▸ EXERCISE INSTRUCTIONS
Print the data that follows without changing a single word.

_____

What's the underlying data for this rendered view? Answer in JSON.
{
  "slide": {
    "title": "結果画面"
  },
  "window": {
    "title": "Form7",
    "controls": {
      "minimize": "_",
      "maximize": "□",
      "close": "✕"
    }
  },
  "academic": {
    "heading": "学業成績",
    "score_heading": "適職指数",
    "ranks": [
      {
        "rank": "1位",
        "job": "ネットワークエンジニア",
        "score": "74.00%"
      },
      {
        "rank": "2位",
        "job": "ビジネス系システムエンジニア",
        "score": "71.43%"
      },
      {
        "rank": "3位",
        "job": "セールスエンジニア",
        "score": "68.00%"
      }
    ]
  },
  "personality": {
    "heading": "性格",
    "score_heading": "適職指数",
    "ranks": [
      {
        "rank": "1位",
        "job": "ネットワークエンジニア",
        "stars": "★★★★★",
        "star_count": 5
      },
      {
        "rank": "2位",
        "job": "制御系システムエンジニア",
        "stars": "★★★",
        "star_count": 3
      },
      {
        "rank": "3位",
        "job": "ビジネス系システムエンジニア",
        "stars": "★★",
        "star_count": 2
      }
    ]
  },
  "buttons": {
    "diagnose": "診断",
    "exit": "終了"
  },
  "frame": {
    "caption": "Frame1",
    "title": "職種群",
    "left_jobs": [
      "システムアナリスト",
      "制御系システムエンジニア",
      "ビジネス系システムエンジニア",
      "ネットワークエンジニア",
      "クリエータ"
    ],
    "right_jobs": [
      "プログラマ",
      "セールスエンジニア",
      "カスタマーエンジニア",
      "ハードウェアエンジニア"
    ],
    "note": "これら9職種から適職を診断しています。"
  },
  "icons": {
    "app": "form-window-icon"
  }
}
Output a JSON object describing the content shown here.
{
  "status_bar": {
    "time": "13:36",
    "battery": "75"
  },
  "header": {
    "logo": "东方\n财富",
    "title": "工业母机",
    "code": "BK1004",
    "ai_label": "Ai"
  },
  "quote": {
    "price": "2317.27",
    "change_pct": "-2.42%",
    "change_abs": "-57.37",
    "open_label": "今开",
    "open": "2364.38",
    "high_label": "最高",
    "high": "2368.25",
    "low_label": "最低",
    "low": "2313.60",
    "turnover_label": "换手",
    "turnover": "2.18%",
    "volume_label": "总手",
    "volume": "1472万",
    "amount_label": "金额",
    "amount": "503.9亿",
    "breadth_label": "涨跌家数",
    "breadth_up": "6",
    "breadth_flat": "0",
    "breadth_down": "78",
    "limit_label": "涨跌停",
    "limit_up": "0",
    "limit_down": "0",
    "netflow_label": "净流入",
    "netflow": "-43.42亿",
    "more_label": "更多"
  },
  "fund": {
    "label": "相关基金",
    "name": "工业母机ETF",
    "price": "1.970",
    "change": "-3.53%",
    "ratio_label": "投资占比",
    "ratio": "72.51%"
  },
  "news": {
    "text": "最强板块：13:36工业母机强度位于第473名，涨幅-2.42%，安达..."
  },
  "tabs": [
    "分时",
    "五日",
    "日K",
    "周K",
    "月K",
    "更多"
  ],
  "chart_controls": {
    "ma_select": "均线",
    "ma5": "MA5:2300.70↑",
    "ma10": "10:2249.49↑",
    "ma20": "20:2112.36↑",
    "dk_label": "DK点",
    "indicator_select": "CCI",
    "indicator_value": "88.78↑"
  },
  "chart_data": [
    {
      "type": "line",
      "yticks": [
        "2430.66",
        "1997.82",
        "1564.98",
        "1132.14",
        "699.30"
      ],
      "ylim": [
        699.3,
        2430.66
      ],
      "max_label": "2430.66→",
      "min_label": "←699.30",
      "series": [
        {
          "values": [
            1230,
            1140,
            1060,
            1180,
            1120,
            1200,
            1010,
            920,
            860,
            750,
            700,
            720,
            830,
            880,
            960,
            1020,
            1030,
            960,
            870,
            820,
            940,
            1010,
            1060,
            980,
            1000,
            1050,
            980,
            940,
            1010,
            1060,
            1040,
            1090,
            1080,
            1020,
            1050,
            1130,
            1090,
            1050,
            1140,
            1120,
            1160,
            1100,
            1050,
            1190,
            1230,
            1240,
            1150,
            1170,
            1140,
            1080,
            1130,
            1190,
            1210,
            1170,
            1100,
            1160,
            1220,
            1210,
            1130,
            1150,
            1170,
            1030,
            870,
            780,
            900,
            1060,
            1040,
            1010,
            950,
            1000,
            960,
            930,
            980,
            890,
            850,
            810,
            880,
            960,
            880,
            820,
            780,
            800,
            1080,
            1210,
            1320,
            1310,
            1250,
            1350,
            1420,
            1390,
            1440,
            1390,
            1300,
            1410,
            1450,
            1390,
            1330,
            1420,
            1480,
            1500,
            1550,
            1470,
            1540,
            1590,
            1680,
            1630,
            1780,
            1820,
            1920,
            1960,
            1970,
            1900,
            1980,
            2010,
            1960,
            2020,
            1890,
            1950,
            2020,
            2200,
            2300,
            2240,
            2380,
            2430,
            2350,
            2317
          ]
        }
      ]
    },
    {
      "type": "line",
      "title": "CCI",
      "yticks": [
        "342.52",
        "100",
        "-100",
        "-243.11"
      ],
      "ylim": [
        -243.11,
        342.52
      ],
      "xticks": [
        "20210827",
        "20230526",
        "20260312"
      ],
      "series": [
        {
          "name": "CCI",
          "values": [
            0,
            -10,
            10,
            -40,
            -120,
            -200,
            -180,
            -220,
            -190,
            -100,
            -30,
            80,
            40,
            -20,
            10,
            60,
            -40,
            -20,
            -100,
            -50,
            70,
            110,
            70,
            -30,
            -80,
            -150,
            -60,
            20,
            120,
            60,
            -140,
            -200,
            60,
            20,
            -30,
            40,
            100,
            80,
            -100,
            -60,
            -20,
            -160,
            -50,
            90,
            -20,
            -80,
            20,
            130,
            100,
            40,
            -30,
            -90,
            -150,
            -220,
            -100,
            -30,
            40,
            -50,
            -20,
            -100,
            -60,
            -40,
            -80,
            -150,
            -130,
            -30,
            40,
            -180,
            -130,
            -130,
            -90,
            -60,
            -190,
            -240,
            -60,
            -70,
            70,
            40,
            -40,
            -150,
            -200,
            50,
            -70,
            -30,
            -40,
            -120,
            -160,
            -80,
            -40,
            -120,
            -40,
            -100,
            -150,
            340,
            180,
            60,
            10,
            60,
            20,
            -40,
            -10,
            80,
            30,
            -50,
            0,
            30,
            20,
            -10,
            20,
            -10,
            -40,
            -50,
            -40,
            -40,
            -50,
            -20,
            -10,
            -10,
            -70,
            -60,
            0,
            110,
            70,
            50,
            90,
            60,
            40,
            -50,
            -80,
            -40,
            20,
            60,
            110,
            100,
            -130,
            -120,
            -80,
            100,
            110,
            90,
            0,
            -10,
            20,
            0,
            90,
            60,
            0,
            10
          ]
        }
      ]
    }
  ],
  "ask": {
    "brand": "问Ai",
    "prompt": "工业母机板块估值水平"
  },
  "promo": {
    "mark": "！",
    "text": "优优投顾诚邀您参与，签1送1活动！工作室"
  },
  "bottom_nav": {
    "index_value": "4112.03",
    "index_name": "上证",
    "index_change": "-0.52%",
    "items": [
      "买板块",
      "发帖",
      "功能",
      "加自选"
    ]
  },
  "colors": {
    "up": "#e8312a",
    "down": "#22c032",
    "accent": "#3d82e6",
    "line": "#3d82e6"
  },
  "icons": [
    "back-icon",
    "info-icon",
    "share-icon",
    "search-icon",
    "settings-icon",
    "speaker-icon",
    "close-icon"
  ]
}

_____

▸ OUTPUT FOR THIS EXERCISE
What's the underlying data for this rendered view? Answer in JSON.
{
  "slide": {
    "title": "結果画面"
  },
  "window": {
    "title": "Form7",
    "controls": {
      "minimize": "_",
      "maximize": "□",
      "close": "✕"
    }
  },
  "academic": {
    "heading": "学業成績",
    "score_heading": "適職指数",
    "ranks": [
      {
        "rank": "1位",
        "job": "ネットワークエンジニア",
        "score": "74.00%"
      },
      {
        "rank": "2位",
        "job": "ビジネス系システムエンジニア",
        "score": "71.43%"
      },
      {
        "rank": "3位",
        "job": "セールスエンジニア",
        "score": "68.00%"
      }
    ]
  },
  "personality": {
    "heading": "性格",
    "score_heading": "適職指数",
    "ranks": [
      {
        "rank": "1位",
        "job": "ネットワークエンジニア",
        "stars": "★★★★★",
        "star_count": 5
      },
      {
        "rank": "2位",
        "job": "制御系システムエンジニア",
        "stars": "★★★",
        "star_count": 3
      },
      {
        "rank": "3位",
        "job": "ビジネス系システムエンジニア",
        "stars": "★★",
        "star_count": 2
      }
    ]
  },
  "buttons": {
    "diagnose": "診断",
    "exit": "終了"
  },
  "frame": {
    "caption": "Frame1",
    "title": "職種群",
    "left_jobs": [
      "システムアナリスト",
      "制御系システムエンジニア",
      "ビジネス系システムエンジニア",
      "ネットワークエンジニア",
      "クリエータ"
    ],
    "right_jobs": [
      "プログラマ",
      "セールスエンジニア",
      "カスタマーエンジニア",
      "ハードウェアエンジニア"
    ],
    "note": "これら9職種から適職を診断しています。"
  },
  "icons": {
    "app": "form-window-icon"
  }
}
Output a JSON object describing the content shown here.
{
  "status_bar": {
    "time": "13:36",
    "battery": "75"
  },
  "header": {
    "logo": "东方\n财富",
    "title": "工业母机",
    "code": "BK1004",
    "ai_label": "Ai"
  },
  "quote": {
    "price": "2317.27",
    "change_pct": "-2.42%",
    "change_abs": "-57.37",
    "open_label": "今开",
    "open": "2364.38",
    "high_label": "最高",
    "high": "2368.25",
    "low_label": "最低",
    "low": "2313.60",
    "turnover_label": "换手",
    "turnover": "2.18%",
    "volume_label": "总手",
    "volume": "1472万",
    "amount_label": "金额",
    "amount": "503.9亿",
    "breadth_label": "涨跌家数",
    "breadth_up": "6",
    "breadth_flat": "0",
    "breadth_down": "78",
    "limit_label": "涨跌停",
    "limit_up": "0",
    "limit_down": "0",
    "netflow_label": "净流入",
    "netflow": "-43.42亿",
    "more_label": "更多"
  },
  "fund": {
    "label": "相关基金",
    "name": "工业母机ETF",
    "price": "1.970",
    "change": "-3.53%",
    "ratio_label": "投资占比",
    "ratio": "72.51%"
  },
  "news": {
    "text": "最强板块：13:36工业母机强度位于第473名，涨幅-2.42%，安达..."
  },
  "tabs": [
    "分时",
    "五日",
    "日K",
    "周K",
    "月K",
    "更多"
  ],
  "chart_controls": {
    "ma_select": "均线",
    "ma5": "MA5:2300.70↑",
    "ma10": "10:2249.49↑",
    "ma20": "20:2112.36↑",
    "dk_label": "DK点",
    "indicator_select": "CCI",
    "indicator_value": "88.78↑"
  },
  "chart_data": [
    {
      "type": "line",
      "yticks": [
        "2430.66",
        "1997.82",
        "1564.98",
        "1132.14",
        "699.30"
      ],
      "ylim": [
        699.3,
        2430.66
      ],
      "max_label": "2430.66→",
      "min_label": "←699.30",
      "series": [
        {
          "values": [
            1230,
            1140,
            1060,
            1180,
            1120,
            1200,
            1010,
            920,
            860,
            750,
            700,
            720,
            830,
            880,
            960,
            1020,
            1030,
            960,
            870,
            820,
            940,
            1010,
            1060,
            980,
            1000,
            1050,
            980,
            940,
            1010,
            1060,
            1040,
            1090,
            1080,
            1020,
            1050,
            1130,
            1090,
            1050,
            1140,
            1120,
            1160,
            1100,
            1050,
            1190,
            1230,
            1240,
            1150,
            1170,
            1140,
            1080,
            1130,
            1190,
            1210,
            1170,
            1100,
            1160,
            1220,
            1210,
            1130,
            1150,
            1170,
            1030,
            870,
            780,
            900,
            1060,
            1040,
            1010,
            950,
            1000,
            960,
            930,
            980,
            890,
            850,
            810,
            880,
            960,
            880,
            820,
            780,
            800,
            1080,
            1210,
            1320,
            1310,
            1250,
            1350,
            1420,
            1390,
            1440,
            1390,
            1300,
            1410,
            1450,
            1390,
            1330,
            1420,
            1480,
            1500,
            1550,
            1470,
            1540,
            1590,
            1680,
            1630,
            1780,
            1820,
            1920,
            1960,
            1970,
            1900,
            1980,
            2010,
            1960,
            2020,
            1890,
            1950,
            2020,
            2200,
            2300,
            2240,
            2380,
            2430,
            2350,
            2317
          ]
        }
      ]
    },
    {
      "type": "line",
      "title": "CCI",
      "yticks": [
        "342.52",
        "100",
        "-100",
        "-243.11"
      ],
      "ylim": [
        -243.11,
        342.52
      ],
      "xticks": [
        "20210827",
        "20230526",
        "20260312"
      ],
      "series": [
        {
          "name": "CCI",
          "values": [
            0,
            -10,
            10,
            -40,
            -120,
            -200,
            -180,
            -220,
            -190,
            -100,
            -30,
            80,
            40,
            -20,
            10,
            60,
            -40,
            -20,
            -100,
            -50,
            70,
            110,
            70,
            -30,
            -80,
            -150,
            -60,
            20,
            120,
            60,
            -140,
            -200,
            60,
            20,
            -30,
            40,
            100,
            80,
            -100,
            -60,
            -20,
            -160,
            -50,
            90,
            -20,
            -80,
            20,
            130,
            100,
            40,
            -30,
            -90,
            -150,
            -220,
            -100,
            -30,
            40,
            -50,
            -20,
            -100,
            -60,
            -40,
            -80,
            -150,
            -130,
            -30,
            40,
            -180,
            -130,
            -130,
            -90,
            -60,
            -190,
            -240,
            -60,
            -70,
            70,
            40,
            -40,
            -150,
            -200,
            50,
            -70,
            -30,
            -40,
            -120,
            -160,
            -80,
            -40,
            -120,
            -40,
            -100,
            -150,
            340,
            180,
            60,
            10,
            60,
            20,
            -40,
            -10,
            80,
            30,
            -50,
            0,
            30,
            20,
            -10,
            20,
            -10,
            -40,
            -50,
            -40,
            -40,
            -50,
            -20,
            -10,
            -10,
            -70,
            -60,
            0,
            110,
            70,
            50,
            90,
            60,
            40,
            -50,
            -80,
            -40,
            20,
            60,
            110,
            100,
            -130,
            -120,
            -80,
            100,
            110,
            90,
            0,
            -10,
            20,
            0,
            90,
            60,
            0,
            10
          ]
        }
      ]
    }
  ],
  "ask": {
    "brand": "问Ai",
    "prompt": "工业母机板块估值水平"
  },
  "promo": {
    "mark": "！",
    "text": "优优投顾诚邀您参与，签1送1活动！工作室"
  },
  "bottom_nav": {
    "index_value": "4112.03",
    "index_name": "上证",
    "index_change": "-0.52%",
    "items": [
      "买板块",
      "发帖",
      "功能",
      "加自选"
    ]
  },
  "colors": {
    "up": "#e8312a",
    "down": "#22c032",
    "accent": "#3d82e6",
    "line": "#3d82e6"
  },
  "icons": [
    "back-icon",
    "info-icon",
    "share-icon",
    "search-icon",
    "settings-icon",
    "speaker-icon",
    "close-icon"
  ]
}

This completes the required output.